Tribal Campaign Donation Limits Defeated

by Brad Jolly, Partner
Jan 12, 2007

The Senate voted 56-40 against placing limits on the amount of money Indian tribes can donate to political campaigns and parties. Senator David Vitter (R-LA) attempted to attach an amendment to the Senate's larger ethics and reform bill that would have singled out tribes and severely limited their ability to provide political donations. The vote tabled Vitter's amendment.

Currently, the Federal Elections Commission ("FEC") treats tribes the same as partnerships and certain limited liability companies. Thus, currently, tribes can contribute up to $2,100 per election to federal candidates, $5,000 a year to political action committees, $10,000 a year to the federal account of state parties, and $26,700 a year to national parties. However, if a tribe is classified as a corporation or federal contractor, the tribe cannot make contributions just as non-Indian corporations and federal contractors are prohibited from making donations.

Vitter offered the amendment on the misnomer that tribes were somehow responsible for the Abramoff scandal, clearly forgetting that Abramoff referred to his tribal clients as "monkeys" and other derogatory terms. Senator Daniel Inouye (D-HI), leading the Democratic objection to the amendment, reminded the Senate, "We must ensure that the tribes, who were the victims of illegal acts, are not penalized in the name of reform." Senator Byron Dorgan (D-ND) added, "Indian tribes should not be singled out because of misunderstandings about how the federal laws apply to them. Nor should the sovereignty of Indian tribes or their ability to represent their tribal members be infringed upon."

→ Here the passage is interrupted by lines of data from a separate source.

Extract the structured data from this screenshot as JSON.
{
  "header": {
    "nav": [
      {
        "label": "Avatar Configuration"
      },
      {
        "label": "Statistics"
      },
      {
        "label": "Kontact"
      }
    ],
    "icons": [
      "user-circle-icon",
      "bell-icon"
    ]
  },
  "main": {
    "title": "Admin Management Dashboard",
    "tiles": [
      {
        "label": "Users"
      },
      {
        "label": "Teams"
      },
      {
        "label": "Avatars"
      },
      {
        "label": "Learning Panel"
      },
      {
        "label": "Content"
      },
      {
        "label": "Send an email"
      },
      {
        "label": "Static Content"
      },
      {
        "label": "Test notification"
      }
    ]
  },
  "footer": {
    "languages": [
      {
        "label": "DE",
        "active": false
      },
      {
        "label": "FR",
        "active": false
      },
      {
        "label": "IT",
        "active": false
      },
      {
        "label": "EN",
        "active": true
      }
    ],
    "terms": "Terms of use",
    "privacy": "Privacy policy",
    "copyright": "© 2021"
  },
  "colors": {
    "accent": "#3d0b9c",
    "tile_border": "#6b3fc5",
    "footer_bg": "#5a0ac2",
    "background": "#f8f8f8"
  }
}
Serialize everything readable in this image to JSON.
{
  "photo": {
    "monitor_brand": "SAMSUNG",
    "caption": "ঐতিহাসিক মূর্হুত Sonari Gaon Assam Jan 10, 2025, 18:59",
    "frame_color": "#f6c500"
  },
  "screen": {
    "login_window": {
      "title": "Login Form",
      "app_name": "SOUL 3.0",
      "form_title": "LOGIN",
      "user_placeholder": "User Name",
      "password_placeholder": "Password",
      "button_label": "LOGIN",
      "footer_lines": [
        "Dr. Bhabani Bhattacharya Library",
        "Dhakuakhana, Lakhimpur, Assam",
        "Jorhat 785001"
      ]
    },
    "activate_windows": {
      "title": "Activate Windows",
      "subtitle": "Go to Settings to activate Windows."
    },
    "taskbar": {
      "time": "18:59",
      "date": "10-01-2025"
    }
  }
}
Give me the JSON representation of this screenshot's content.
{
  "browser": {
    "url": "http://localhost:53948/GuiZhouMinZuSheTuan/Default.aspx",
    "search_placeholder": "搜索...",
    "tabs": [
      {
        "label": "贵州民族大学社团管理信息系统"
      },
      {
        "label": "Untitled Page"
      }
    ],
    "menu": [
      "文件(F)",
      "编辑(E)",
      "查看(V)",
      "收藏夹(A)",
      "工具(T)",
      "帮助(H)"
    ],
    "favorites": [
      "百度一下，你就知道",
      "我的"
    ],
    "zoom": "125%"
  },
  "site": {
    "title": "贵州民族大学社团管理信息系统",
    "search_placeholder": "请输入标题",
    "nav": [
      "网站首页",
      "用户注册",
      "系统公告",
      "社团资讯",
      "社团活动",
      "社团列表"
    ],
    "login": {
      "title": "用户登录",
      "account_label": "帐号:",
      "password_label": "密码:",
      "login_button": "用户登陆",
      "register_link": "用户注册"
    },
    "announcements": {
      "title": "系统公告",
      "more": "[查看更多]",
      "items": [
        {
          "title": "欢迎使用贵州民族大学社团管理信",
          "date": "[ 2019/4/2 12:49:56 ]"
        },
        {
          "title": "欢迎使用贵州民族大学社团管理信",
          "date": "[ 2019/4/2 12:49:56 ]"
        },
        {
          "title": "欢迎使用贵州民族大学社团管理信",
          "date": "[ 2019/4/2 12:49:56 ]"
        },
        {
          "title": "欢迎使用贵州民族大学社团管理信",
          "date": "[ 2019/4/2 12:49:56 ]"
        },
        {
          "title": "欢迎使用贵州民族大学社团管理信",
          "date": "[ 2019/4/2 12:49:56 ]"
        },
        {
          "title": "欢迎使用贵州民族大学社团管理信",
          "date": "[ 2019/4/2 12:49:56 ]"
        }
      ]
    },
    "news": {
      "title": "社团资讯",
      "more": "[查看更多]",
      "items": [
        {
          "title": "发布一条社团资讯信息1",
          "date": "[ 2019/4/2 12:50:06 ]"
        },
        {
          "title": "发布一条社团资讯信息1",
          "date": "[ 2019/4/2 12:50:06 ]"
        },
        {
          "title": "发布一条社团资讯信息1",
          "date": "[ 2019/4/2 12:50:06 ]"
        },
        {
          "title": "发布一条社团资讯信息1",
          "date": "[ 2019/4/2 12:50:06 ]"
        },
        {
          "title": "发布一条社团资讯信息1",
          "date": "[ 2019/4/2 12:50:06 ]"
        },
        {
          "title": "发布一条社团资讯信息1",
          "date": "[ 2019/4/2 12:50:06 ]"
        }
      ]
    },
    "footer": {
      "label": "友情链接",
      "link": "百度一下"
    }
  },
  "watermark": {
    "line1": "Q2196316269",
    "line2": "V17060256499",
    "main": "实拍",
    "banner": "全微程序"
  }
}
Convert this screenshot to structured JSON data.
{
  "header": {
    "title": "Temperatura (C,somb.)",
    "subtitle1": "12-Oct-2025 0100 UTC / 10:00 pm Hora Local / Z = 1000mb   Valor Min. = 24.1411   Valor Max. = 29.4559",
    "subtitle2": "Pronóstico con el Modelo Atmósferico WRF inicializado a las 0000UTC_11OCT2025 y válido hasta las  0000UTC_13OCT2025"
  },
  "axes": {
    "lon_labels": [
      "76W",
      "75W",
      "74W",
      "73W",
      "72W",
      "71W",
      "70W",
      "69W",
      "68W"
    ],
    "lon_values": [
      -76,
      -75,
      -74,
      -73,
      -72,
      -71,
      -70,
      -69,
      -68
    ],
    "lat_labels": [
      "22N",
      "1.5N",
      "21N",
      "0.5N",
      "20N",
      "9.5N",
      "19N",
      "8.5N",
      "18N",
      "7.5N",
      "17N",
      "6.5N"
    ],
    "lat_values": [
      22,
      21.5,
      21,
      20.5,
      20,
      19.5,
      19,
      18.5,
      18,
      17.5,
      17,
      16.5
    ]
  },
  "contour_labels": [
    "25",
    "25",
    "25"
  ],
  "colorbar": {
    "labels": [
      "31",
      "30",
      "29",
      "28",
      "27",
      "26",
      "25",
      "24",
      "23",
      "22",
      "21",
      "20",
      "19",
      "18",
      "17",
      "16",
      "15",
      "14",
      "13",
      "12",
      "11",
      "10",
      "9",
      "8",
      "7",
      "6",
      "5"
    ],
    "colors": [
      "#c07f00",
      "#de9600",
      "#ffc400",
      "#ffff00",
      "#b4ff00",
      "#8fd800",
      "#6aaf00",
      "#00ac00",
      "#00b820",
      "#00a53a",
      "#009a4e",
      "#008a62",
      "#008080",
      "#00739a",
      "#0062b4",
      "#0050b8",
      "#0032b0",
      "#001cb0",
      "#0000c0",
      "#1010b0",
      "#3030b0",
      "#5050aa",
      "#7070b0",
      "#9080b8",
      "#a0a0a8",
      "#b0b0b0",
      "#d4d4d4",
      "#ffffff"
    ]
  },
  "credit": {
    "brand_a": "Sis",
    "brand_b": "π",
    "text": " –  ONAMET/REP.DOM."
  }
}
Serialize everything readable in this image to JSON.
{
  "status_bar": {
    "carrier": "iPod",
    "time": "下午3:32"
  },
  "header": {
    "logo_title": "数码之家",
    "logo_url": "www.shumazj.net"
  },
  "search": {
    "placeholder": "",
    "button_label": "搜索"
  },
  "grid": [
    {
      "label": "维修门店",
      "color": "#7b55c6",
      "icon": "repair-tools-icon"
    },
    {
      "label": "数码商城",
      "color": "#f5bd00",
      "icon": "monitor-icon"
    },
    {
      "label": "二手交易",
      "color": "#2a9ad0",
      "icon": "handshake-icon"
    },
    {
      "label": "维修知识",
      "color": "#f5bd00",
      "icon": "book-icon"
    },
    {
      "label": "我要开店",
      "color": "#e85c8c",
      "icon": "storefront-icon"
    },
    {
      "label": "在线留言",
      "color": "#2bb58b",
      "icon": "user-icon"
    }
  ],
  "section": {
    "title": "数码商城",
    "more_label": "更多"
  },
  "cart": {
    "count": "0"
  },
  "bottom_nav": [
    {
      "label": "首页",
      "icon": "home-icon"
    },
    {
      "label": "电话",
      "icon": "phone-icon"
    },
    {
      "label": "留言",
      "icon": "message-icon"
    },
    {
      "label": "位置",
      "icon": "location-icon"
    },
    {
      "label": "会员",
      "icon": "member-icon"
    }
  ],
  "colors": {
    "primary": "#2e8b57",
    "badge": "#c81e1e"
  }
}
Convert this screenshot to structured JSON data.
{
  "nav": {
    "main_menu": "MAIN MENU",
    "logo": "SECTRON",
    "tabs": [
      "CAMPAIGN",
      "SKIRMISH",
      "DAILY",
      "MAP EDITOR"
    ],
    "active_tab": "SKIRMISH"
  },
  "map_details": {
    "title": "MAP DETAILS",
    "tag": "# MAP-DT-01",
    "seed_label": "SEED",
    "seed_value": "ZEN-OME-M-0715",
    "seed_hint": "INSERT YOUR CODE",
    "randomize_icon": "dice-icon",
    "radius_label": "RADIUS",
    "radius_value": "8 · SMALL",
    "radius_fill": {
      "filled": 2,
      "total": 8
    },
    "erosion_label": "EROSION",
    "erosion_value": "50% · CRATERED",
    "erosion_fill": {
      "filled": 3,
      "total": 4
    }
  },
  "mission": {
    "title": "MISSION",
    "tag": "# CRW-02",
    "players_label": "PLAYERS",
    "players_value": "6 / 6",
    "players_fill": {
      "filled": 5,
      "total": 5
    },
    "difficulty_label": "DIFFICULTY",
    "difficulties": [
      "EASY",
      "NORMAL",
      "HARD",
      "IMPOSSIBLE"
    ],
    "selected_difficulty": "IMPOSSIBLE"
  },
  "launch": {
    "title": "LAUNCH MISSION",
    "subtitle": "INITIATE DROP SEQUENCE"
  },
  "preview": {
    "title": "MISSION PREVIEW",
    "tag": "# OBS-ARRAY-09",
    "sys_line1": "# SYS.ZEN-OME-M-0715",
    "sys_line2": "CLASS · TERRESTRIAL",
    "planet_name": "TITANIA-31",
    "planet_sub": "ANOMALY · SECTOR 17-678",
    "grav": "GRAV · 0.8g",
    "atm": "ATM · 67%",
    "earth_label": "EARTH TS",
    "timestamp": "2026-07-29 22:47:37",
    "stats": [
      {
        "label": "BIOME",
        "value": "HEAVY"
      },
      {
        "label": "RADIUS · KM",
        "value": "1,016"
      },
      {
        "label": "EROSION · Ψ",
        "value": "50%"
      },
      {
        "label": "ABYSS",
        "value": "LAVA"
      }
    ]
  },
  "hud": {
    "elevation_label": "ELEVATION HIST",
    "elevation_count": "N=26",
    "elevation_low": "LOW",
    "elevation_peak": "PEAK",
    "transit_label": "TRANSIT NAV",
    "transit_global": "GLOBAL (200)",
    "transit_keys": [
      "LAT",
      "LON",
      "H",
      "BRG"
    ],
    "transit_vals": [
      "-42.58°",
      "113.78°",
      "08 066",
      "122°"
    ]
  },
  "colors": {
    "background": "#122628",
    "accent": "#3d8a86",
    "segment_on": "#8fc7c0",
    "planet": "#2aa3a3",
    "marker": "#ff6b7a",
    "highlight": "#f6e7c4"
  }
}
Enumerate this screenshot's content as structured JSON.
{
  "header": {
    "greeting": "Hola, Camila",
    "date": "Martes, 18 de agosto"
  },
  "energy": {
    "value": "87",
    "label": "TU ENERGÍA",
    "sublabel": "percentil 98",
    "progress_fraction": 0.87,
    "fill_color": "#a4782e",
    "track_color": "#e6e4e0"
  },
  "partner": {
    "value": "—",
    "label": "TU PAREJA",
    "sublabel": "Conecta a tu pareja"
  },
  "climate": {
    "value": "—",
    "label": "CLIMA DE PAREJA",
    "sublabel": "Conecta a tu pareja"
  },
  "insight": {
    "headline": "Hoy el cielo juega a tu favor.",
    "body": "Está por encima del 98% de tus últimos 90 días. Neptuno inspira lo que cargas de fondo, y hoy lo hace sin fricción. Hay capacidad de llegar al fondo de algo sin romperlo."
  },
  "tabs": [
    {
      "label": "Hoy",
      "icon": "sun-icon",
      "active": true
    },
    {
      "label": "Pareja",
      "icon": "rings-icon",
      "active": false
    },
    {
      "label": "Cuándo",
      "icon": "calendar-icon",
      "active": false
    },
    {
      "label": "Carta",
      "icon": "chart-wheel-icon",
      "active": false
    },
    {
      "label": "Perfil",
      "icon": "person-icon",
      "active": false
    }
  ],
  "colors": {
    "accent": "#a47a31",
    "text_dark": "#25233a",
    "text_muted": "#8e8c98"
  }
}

Interestingly, Senator John McCain (D-AZ) voted against tabling the amendment - a surprising vote from a Senator who has generally been a good supporter of tribes. Although McCain has been on the forefront of campaign reform, one must wonder why he would agree to discriminate against tribes in the political process.

The notion of limiting the political participation of Indian tribes is disturbing. Most of us probably remember when most candidates for national office did not even bother to consider the vote of Indians or issues affecting them. Although it may be a cynical view, it is the recent ability of tribes to make political contributions that has brought presidential and other national candidates to Indian country for the first time in history. Regardless of one's views on the affect of contributions to political candidates and parties, whether by Indians or non-Indians, the reality is that the United States established and supports a system where one has to "pay to play" and it is quite hypocritical and disingenuous to suggest that when some tribes finally have the resources to give them a voice in the political process that they must be ousted to protect the process from corruption.

© 2007 Brad S. Jolly & Associates, LLC